Connecticut House Bill 6921


Summary

Connecticut House Bill 6921 would make it a crime to disseminate, advertise or offer an image that contains nudity or sexual activity if:

  • done without the consent of the person depicted in the image; and
  • knowing that the person understood that the picture would remain private.

There is an exception to the legislation if the dissemination serves a public interest. A violation of the legislation would subject to a year in prison, a $2,000 fine, or both.

As introduced, the bill initially required that the dissemination was done with the intent to harass, annoy, alarm or terrorize another person, but this provision was subsequently taken out of the bill.

Status

Gov. Dan Malloy signed the bill into law. The bill goes into effect October 1, 2015.

Analysis

The bill is not narrowly tailored to protecting individuals from being harassed or tormented. It is not limited to criminalizing malicious invasion of privacy. There is no requirement that the person who distributes the image do so with an intent to harass, threaten or torment the person depicted. Nor is there any requirement that the person depicted suffer serious harm. Without these elements, the legislation criminalizes a substantial amount of First Amendment protected speech.

It applies to artistic, historical and newsworthy images, both in print and online. The bill makes no distinction between a hacker who releases private photos and a publisher who prints images of a politician or public figure engaged in unseemly behavior. It sweeps in not just malicious invaders of privacy, but also publishers who print notable images the person depicted wants to remain private.

The insertion of a vague exception for dissemination of images in the “public interest” does not cure the constitutional defects; rather it makes it more likely that H.B. 6921 is unconstitutional. This is a content-based restriction on speech. An exception for “public interest” material is creating a content-based exception to a content-based law. It compounds the constitutional flaw of the underlying bill.

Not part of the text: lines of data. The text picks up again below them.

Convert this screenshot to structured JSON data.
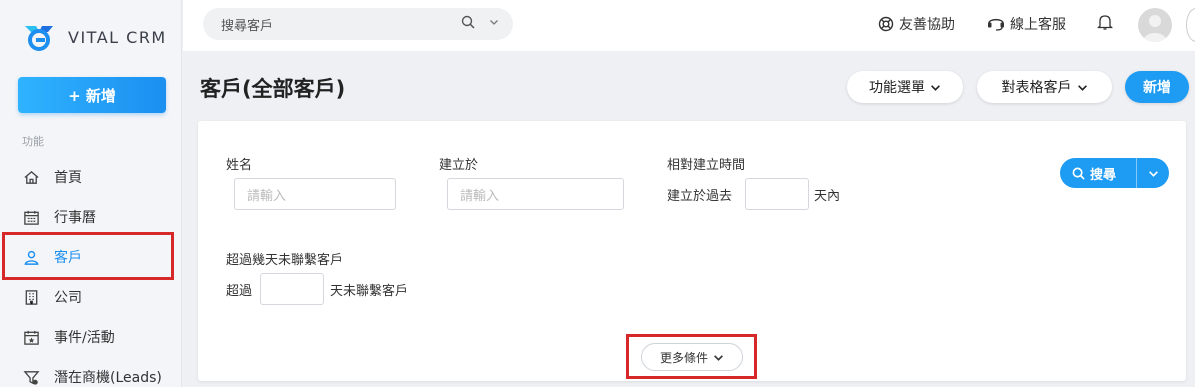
{
  "brand": {
    "name": "VITAL CRM",
    "accent": "#1e9bf2"
  },
  "sidebar": {
    "new_label": "+ 新增",
    "section_label": "功能",
    "items": [
      {
        "label": "首頁",
        "icon": "home-icon"
      },
      {
        "label": "行事曆",
        "icon": "calendar-icon"
      },
      {
        "label": "客戶",
        "icon": "customer-icon",
        "active": true
      },
      {
        "label": "公司",
        "icon": "building-icon"
      },
      {
        "label": "事件/活動",
        "icon": "event-icon"
      },
      {
        "label": "潛在商機(Leads)",
        "icon": "funnel-icon"
      }
    ]
  },
  "topbar": {
    "search_placeholder": "搜尋客戶",
    "help_label": "友善協助",
    "support_label": "線上客服"
  },
  "header": {
    "title": "客戶(全部客戶)",
    "menu_label": "功能選單",
    "table_label": "對表格客戶",
    "new_label": "新增"
  },
  "filters": {
    "name_label": "姓名",
    "name_placeholder": "請輸入",
    "created_label": "建立於",
    "created_placeholder": "請輸入",
    "relative_label": "相對建立時間",
    "relative_prefix": "建立於過去",
    "relative_suffix": "天內",
    "relative_value": "",
    "uncontacted_label": "超過幾天未聯繫客戶",
    "uncontacted_prefix": "超過",
    "uncontacted_suffix": "天未聯繫客戶",
    "uncontacted_value": "",
    "search_label": "搜尋",
    "more_label": "更多條件"
  }
}
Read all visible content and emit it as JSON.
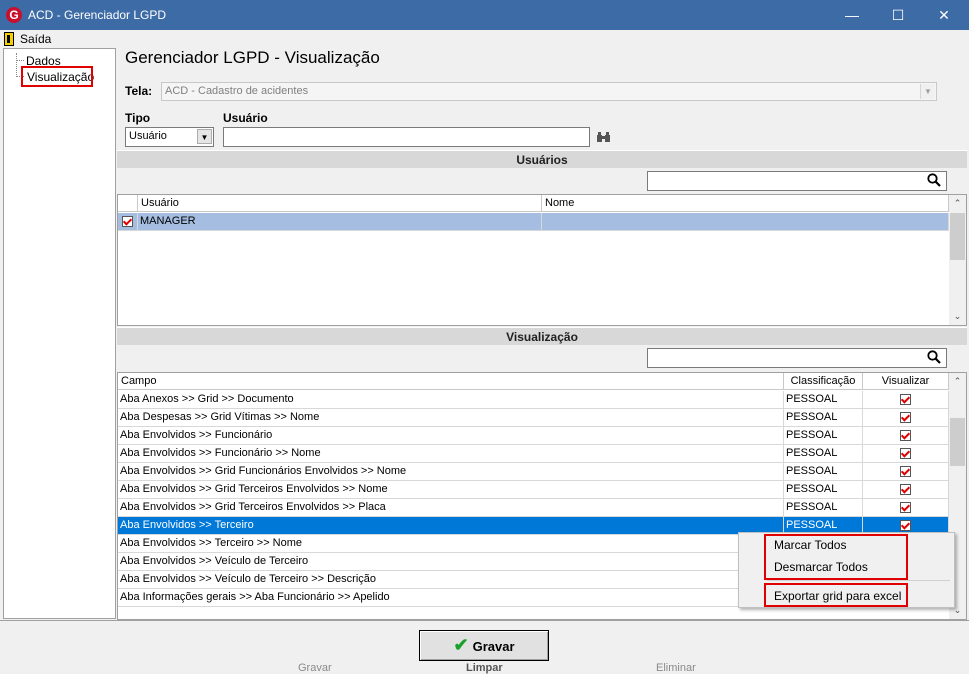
{
  "window": {
    "title": "ACD - Gerenciador LGPD",
    "logo_letter": "G"
  },
  "menu": {
    "exit_label": "Saída"
  },
  "tree": {
    "items": [
      {
        "label": "Dados"
      },
      {
        "label": "Visualização",
        "selected": true
      }
    ]
  },
  "header": {
    "title": "Gerenciador LGPD - Visualização",
    "tela_label": "Tela:",
    "tela_value": "ACD - Cadastro de acidentes",
    "tipo_label": "Tipo",
    "tipo_value": "Usuário",
    "usuario_label": "Usuário",
    "usuario_value": ""
  },
  "usuarios_section": {
    "title": "Usuários",
    "search_value": "",
    "columns": [
      "Usuário",
      "Nome"
    ],
    "rows": [
      {
        "checked": true,
        "usuario": "MANAGER",
        "nome": ""
      }
    ]
  },
  "visualizacao_section": {
    "title": "Visualização",
    "search_value": "",
    "columns": [
      "Campo",
      "Classificação",
      "Visualizar"
    ],
    "rows": [
      {
        "campo": "Aba Anexos >> Grid >> Documento",
        "classificacao": "PESSOAL",
        "visualizar": true
      },
      {
        "campo": "Aba Despesas >> Grid Vítimas >> Nome",
        "classificacao": "PESSOAL",
        "visualizar": true
      },
      {
        "campo": "Aba Envolvidos >> Funcionário",
        "classificacao": "PESSOAL",
        "visualizar": true
      },
      {
        "campo": "Aba Envolvidos >> Funcionário >> Nome",
        "classificacao": "PESSOAL",
        "visualizar": true
      },
      {
        "campo": "Aba Envolvidos >> Grid Funcionários Envolvidos >> Nome",
        "classificacao": "PESSOAL",
        "visualizar": true
      },
      {
        "campo": "Aba Envolvidos >> Grid Terceiros Envolvidos >> Nome",
        "classificacao": "PESSOAL",
        "visualizar": true
      },
      {
        "campo": "Aba Envolvidos >> Grid Terceiros Envolvidos >> Placa",
        "classificacao": "PESSOAL",
        "visualizar": true
      },
      {
        "campo": "Aba Envolvidos >> Terceiro",
        "classificacao": "PESSOAL",
        "visualizar": true,
        "selected": true
      },
      {
        "campo": "Aba Envolvidos >> Terceiro >> Nome",
        "classificacao": "",
        "visualizar": false
      },
      {
        "campo": "Aba Envolvidos >> Veículo de Terceiro",
        "classificacao": "",
        "visualizar": false
      },
      {
        "campo": "Aba Envolvidos >> Veículo de Terceiro >> Descrição",
        "classificacao": "",
        "visualizar": false
      },
      {
        "campo": "Aba Informações gerais >> Aba Funcionário >> Apelido",
        "classificacao": "",
        "visualizar": false
      }
    ]
  },
  "context_menu": {
    "items": [
      "Marcar Todos",
      "Desmarcar Todos",
      "Exportar grid para excel"
    ]
  },
  "footer": {
    "gravar_label": "Gravar",
    "ghost_texts": [
      "Gravar",
      "Limpar",
      "Eliminar"
    ]
  },
  "colors": {
    "titlebar": "#3d6ba5",
    "selection_row": "#0078d7",
    "user_row": "#99b4d1",
    "highlight_red": "#e00000"
  }
}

Also, allowing prosecutors and grand juries to decide if an image in the public interest is predicated on some images having greater value than others. The Supreme Court has rejected such balancing test based on the value of the speech.

History

  • The bill was introduced [3] on February 26, 2015, and referred to the Joint Committee on Judiciary. The committee recommended the bill be passed. It was sent to the House for a vote.
  • On May 19, 2015, the House amended [4] the bill to remove the requirement that the dissemination was done with the intent to harm the person depicted. The House passed the bill as amended.
  • On May 27, 2015, Media Coalition sent a memo in opposition [2] to the members of Senate, explaining the constitutional issues with the bill as passed by the House.
  • The Senate passed the bill as amended by the House on June 3, 2015. The bill was sent to Gov. Dan Malloy for his signature.
  • On June 29, 2015, Media Coalition sent a letter to Gov. Malloy [1], asking him to veto the bill.
  • On July 7, 2015, Gov. Malloy signed the bill into law. The bill goes into effect October 1, 2015.

Last updated: Sep 3, 2015